YellowstonePosted: April 15, 2012
I visited Yellowstone National Park to do some geological fieldwork in 1992. With the benefit of twenty years hindsight, it has turned out to be possibly the best trip I have been lucky enough to undertake. Despite some of my meaner spirited class-mates calling it a holiday, I learned a great deal, and the experience of being in a totally different country was excellent.
The north gate of the park is a pretty imposing structure, with an inscription by Theodore Roosevelt. I didn’t take the photo below, which is from Wikipedia.
Arriving in Bozeman, Montana at night, I ended up dropped off up a mountain in the dark. What this meant was that I wasn’t at all prepared for the view when I opened the curtains.
Closing the curtains and trying again didn’t make the view disappear, and it stayed the same as I emerged blinking into the sunlight.
Mt.Everts is essentially a large fault scarp, and the continuous layer on top was deposited during one of the Yellowstone volcano’s more recent eruptions. That layer can apparently be found on the opposite side of North America, in New York State, showing that the volume of rock and ash ejected was truly stupendous. More of that later.
In the northern Park, Mammoth Hot Springs is one of the first places on anyone’s itinerary. Some period buildings remain, and the administrative departments are housed in what was once the US Cavalry’s barracks. One of the things I love about Mammoth is that wildlife is not hindered by fences, and able to wander around everyone’s gardens.
If you’ve never heard elk calling, you’re in for a treat. During the mating season, they tend to get a bit noisy. The sound is difficult to describe, kind of a combination of creaky gate and mad bugler. A quick check on Google will show you what I mean.
The hot springs that give Mammoth its name contain mainly calcium carbonate, in the form of travertine. It forms large terraces, which start off as tiny flat flakes of mineral, and these build up to give large structures.
Down at Mammoth Hot Springs, a remnant feeder pipe for a previous hydrothermal system is present, known as “Liberty Cap”. This formed in much the same way as a pipe furs up with deposits carried by water. If you’ve ever seen a kettle, or oil-pipe full of scale, this isn’t too different. Note the onion-skin structure below.

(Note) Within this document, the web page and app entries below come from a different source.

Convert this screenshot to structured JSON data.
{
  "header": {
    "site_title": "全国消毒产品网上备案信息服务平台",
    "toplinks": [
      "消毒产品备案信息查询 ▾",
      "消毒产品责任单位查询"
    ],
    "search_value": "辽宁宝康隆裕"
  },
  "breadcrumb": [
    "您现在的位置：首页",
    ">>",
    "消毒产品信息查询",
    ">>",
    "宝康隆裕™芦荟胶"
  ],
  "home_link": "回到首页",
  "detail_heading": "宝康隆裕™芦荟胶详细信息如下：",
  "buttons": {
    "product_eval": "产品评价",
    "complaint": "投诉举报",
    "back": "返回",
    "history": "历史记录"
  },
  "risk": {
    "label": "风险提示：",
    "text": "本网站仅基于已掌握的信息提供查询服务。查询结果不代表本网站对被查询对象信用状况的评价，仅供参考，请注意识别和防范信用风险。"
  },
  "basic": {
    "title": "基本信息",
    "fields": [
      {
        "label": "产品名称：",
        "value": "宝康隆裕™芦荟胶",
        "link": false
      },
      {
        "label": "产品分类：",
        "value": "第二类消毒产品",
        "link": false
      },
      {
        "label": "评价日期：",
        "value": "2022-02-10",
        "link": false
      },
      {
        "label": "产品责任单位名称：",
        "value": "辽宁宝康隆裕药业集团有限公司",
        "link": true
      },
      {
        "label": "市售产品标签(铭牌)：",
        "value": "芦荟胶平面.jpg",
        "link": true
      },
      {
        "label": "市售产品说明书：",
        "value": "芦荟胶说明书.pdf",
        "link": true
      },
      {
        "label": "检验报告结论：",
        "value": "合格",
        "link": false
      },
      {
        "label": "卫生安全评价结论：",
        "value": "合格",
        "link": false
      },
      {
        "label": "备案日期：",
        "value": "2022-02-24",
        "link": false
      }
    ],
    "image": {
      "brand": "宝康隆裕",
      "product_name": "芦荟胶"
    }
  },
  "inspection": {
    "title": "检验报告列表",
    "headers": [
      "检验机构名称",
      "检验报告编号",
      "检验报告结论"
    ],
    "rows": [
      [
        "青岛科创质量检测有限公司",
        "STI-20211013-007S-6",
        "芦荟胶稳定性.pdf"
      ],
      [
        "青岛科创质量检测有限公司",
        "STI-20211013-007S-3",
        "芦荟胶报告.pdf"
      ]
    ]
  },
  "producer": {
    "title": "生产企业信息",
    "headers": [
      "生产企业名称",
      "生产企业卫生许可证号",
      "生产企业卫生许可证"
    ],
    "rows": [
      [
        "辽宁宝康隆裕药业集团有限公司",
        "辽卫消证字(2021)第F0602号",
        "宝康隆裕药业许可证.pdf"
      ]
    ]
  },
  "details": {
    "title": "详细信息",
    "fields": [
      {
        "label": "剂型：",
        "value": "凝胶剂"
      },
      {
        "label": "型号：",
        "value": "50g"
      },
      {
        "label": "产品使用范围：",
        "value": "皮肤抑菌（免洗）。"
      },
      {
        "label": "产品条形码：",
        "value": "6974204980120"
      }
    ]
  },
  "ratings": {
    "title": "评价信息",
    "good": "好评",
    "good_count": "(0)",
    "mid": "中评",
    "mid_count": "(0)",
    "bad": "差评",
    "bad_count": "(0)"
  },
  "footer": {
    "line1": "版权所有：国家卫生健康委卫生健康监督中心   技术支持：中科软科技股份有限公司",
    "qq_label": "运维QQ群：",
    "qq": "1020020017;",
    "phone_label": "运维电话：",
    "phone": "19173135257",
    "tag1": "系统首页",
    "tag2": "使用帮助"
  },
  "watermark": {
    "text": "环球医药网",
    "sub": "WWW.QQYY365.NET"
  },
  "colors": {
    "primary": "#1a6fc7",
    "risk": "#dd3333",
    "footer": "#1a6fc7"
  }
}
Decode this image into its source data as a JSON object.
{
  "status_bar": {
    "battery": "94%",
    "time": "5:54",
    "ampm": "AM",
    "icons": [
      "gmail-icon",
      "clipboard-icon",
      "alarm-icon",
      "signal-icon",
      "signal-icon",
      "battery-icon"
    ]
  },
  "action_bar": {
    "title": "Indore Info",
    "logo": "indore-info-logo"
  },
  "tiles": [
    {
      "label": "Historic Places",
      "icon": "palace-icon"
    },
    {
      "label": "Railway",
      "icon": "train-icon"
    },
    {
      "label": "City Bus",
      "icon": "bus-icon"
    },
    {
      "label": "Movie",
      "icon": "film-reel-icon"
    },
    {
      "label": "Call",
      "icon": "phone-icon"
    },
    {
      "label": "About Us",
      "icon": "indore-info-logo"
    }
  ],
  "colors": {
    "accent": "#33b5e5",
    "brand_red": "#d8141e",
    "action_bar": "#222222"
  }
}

The whole thing is visible below, and would have been a pipe in the subsurface, feeding deposits similar to those higher up the mountain.
One of the most memorable things about my trip was the people that I encountered. Aside from being robbed in Minneapolis St Paul, virtually everyone was really friendly. The Park Service staff, particularly Dave and Kathy LaConte, Bob Lindstrom and Wayne Hamilton all made my life much easier while I was in the Park.
The scale of hydrothermal activity in Yellowstone is pretty significant. Geological studies show that there is a mantle “hot-spot” beneath the Park, and that continental drift has been moving North America over the heat source for a long time. It is believed that a similar mantle “plume” created the various Pacific seamounts in a chain ending with the Hawaiian Islands. Here’s a useful link – http://seamounts.sdsc.edu/, showing a vast array of seamounts. Using the map to look at the Pacific Ocean, you can see the chain I’m talking about, stretching away north and west of Hawaii. Not all seamounts form from mantle plumes, but this tool is a useful illustration.
Anyway, back to the plume under Yellowstone. This plume has been responsible for a number of catastrophic volcanic eruptions through geological history. The National Parks Service have shown this far better than I could, and their graphic is reproduced below. The link to their site is here: http://www.nps.gov/yell/naturescience/eruptions.htm.
Looking at the relative volumes of material ejected during the Mt. St. Helens and Krakatau eruptions, it is clear that when the Yellowstone caldera lets rip, it does so on a truly gargantuan scale. For non-geologists out there, a caldera is what you get when the top of a volcano collapses in on itself, a structure a bit like a basin. Good examples are Crater Lake, Oregon, and Olympus Mons. On Earth, calderas are not generally very large, a couple of miles in diameter or less. To give you an idea of scale, according to the US Geological Surgvey, the current Yellowstone Caldera measures approximately “28 by 47 miles”. This gives me the shivers. Basically the entire central section of Yellowstone National Park is a volcanic structure. I knew this before I did any field-work there, but the sheer size of it is awe-inspiring. On a trip to the southern end of the Park, we drove down the fault scarp for the caldera, and it stretched for miles to either side.
One thing is for sure, when that bad boy cuts loose, as it will eventually, the whole world will know about it. A drama that gives an idea of what a major eruption would look like is available through the BBC. Kind of tips 2012 and similar movies into a cocked hat.
Regardless of what lies beneath, Yellowstone National Park is well worth repeated visits. I for one would love to visit again in the depths of winter, when the Park is transformed by snow. The Indians called this part of the world “Big Sky country”, and I can see why. Standing among the grasslands, framed by mountains and deep clear blue sky above, I almost felt as if I could fall off the planet.